Duke Energy says their crews are ready in case ice topples trees onto power lines.
RALEIGH, N.C. -
Possible ice in the forecast means a good chance for some power outages, so stores are stocking up on supplies and power crews are also getting ready.
"If we do see that ice mixture, or all ice, that's where we start to get concerned," Duke Energy spokesman Jeff Brooks said.
Brooks said crews actually trim tree branches year-round in preparation for storms like the one being forecasted. When it comes to restoring power, Brooks said they have a system in place to get the lights back on first at hospitals, fire departments and police stations.
Brooks said Duke Energy will then turn its focus to major corridors like Capital Boulevard and Glenwood Avenue.
"The major lines around boulevards that can restore the most customers at one time," Brooks said. "And then work our way gradually down into the neighborhoods and the small side streets."
Duke Energy customers who experience an outage during the storm should call the automated outage-reporting systems for their respective utility:
Duke Energy Carolinas: 1-800-POWERON (1-800-769-3766)
North Carolina electric cooperative members are asked to call their cooperative directly if they experience a disruption in power. For phone numbers to report outages and the counties served by each co-op, refer to www.ncelectriccooperatives.com/co-ops/coops.htm.
Stores stocking up
Meanwhile, home improvement stores like Lowe's in North Raleigh say they see an increase in customers when winter storms approach.
"Yeah, we get slammed. We get busy," store manager Matt Mercer said.
Snow shovels and ice melt fly off the shelves. Mercer said generators are popular items as well, but they can be dangerous if not handled properly. Mercer said a gasoline-powered generator needs to be kept in a well-ventilated area, outside of the home or garage.
"You could actually die from some of the chemicals," Mercer said. "It would be just like if you turned your car on in your garage and it was just pumping the exhaust into the garage and you sat in there. You could definitely do a lot of damage."
Derick is a reporter for WNCN covering crime, education, politics and just about everything in between.
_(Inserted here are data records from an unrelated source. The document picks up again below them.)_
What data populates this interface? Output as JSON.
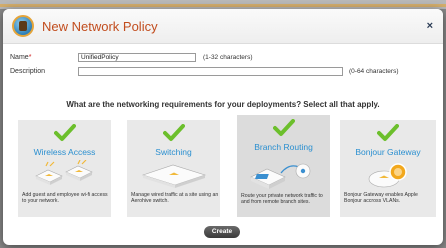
{
  "dialog": {
    "title": "New Network Policy",
    "close_label": "×"
  },
  "form": {
    "name_label": "Name",
    "name_required_mark": "*",
    "name_value": "UnifiedPolicy",
    "name_hint": "(1-32 characters)",
    "description_label": "Description",
    "description_value": "",
    "description_hint": "(0-64 characters)"
  },
  "question": "What are the networking requirements for your deployments? Select all that apply.",
  "cards": [
    {
      "title": "Wireless Access",
      "description": "Add guest and employee wi-fi access to your network.",
      "icon": "access-point-icon"
    },
    {
      "title": "Switching",
      "description": "Manage wired traffic at a site using an Aerohive switch.",
      "icon": "switch-icon"
    },
    {
      "title": "Branch Routing",
      "description": "Route your private network traffic to and from remote branch sites.",
      "icon": "router-icon"
    },
    {
      "title": "Bonjour Gateway",
      "description": "Bonjour Gateway enables Apple Bonjour accross VLANs.",
      "icon": "bonjour-gateway-icon"
    }
  ],
  "create_label": "Create",
  "colors": {
    "title": "#c24d1e",
    "card_title": "#2a8fd0",
    "check": "#6cbf2c",
    "device_accent": "#f1b93a"
  }
}
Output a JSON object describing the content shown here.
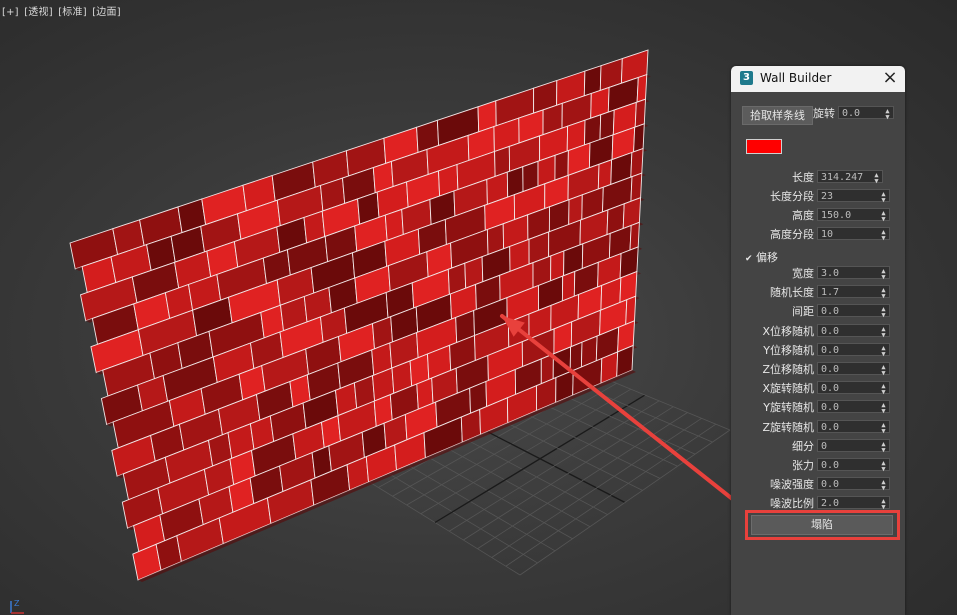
{
  "viewport": {
    "labels": [
      "[+]",
      "[透视]",
      "[标准]",
      "[边面]"
    ]
  },
  "scene": {
    "brick_colors": [
      "#7a0d0d",
      "#a11414",
      "#c41a1a",
      "#e02222",
      "#8f1010",
      "#b51818",
      "#d41d1d",
      "#6b0a0a"
    ],
    "grout_color": "#f2e6e6",
    "grid_color": "#555555",
    "annotation_color": "#e8413c"
  },
  "panel": {
    "title": "Wall Builder",
    "app_icon": "3",
    "close_icon": "×",
    "pick_spline_label": "拾取样条线",
    "rotation_label": "旋转",
    "rotation_value": "0.0",
    "color_swatch": "#ff0000",
    "params": [
      {
        "label": "长度",
        "value": "314.247"
      },
      {
        "label": "长度分段",
        "value": "23"
      },
      {
        "label": "高度",
        "value": "150.0"
      },
      {
        "label": "高度分段",
        "value": "10"
      }
    ],
    "offset_checkbox": {
      "label": "偏移",
      "checked": true,
      "mark": "✔"
    },
    "params2": [
      {
        "label": "宽度",
        "value": "3.0"
      },
      {
        "label": "随机长度",
        "value": "1.7"
      },
      {
        "label": "间距",
        "value": "0.0"
      },
      {
        "label": "X位移随机",
        "value": "0.0"
      },
      {
        "label": "Y位移随机",
        "value": "0.0"
      },
      {
        "label": "Z位移随机",
        "value": "0.0"
      },
      {
        "label": "X旋转随机",
        "value": "0.0"
      },
      {
        "label": "Y旋转随机",
        "value": "0.0"
      },
      {
        "label": "Z旋转随机",
        "value": "0.0"
      },
      {
        "label": "细分",
        "value": "0"
      },
      {
        "label": "张力",
        "value": "0.0"
      },
      {
        "label": "噪波强度",
        "value": "0.0"
      },
      {
        "label": "噪波比例",
        "value": "2.0"
      }
    ],
    "collapse_label": "塌陷"
  },
  "gizmo": {
    "axis_label": "Z"
  }
}
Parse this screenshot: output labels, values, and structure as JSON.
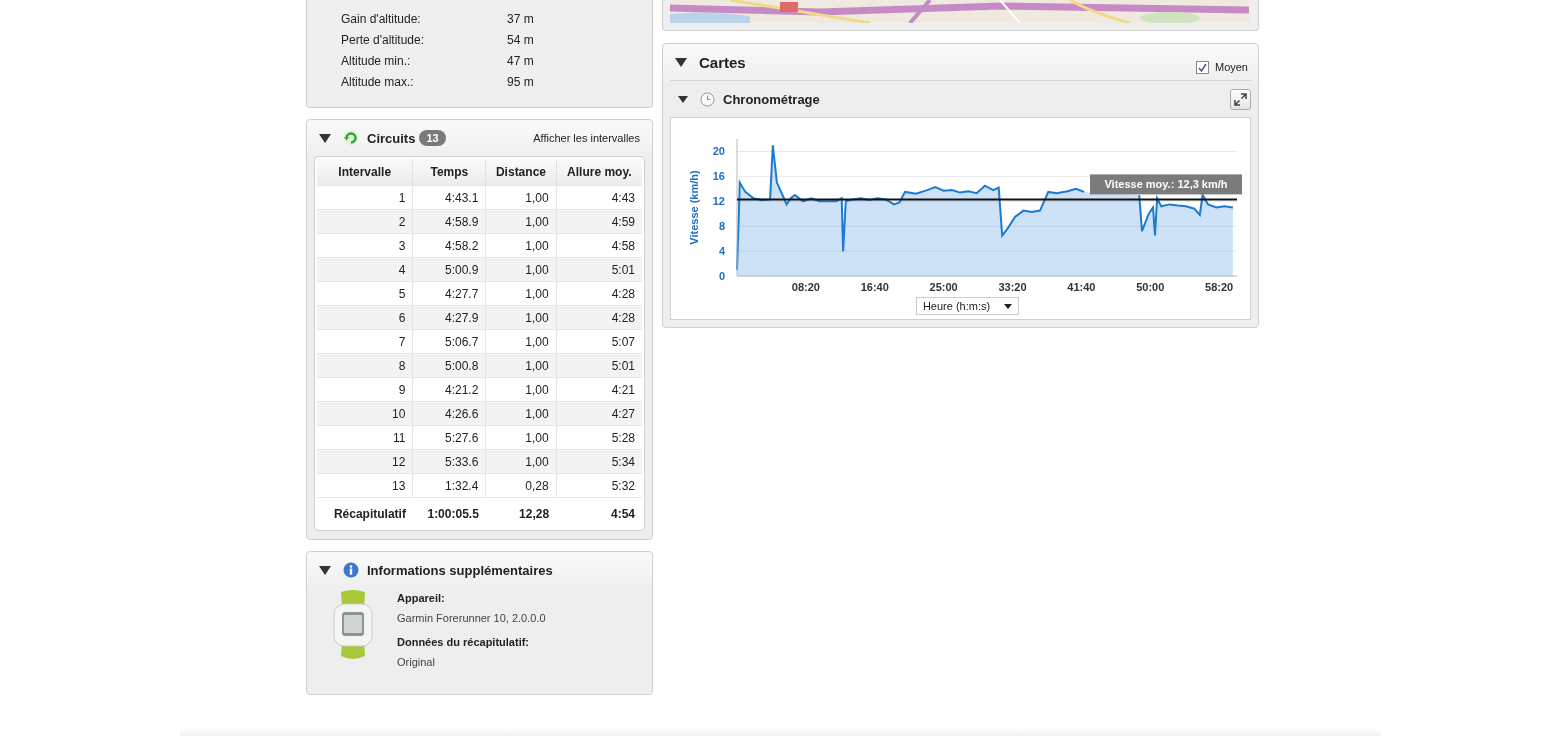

He has a knack for adapting to any story and consistently delivers information quickly across multiple platforms.More>>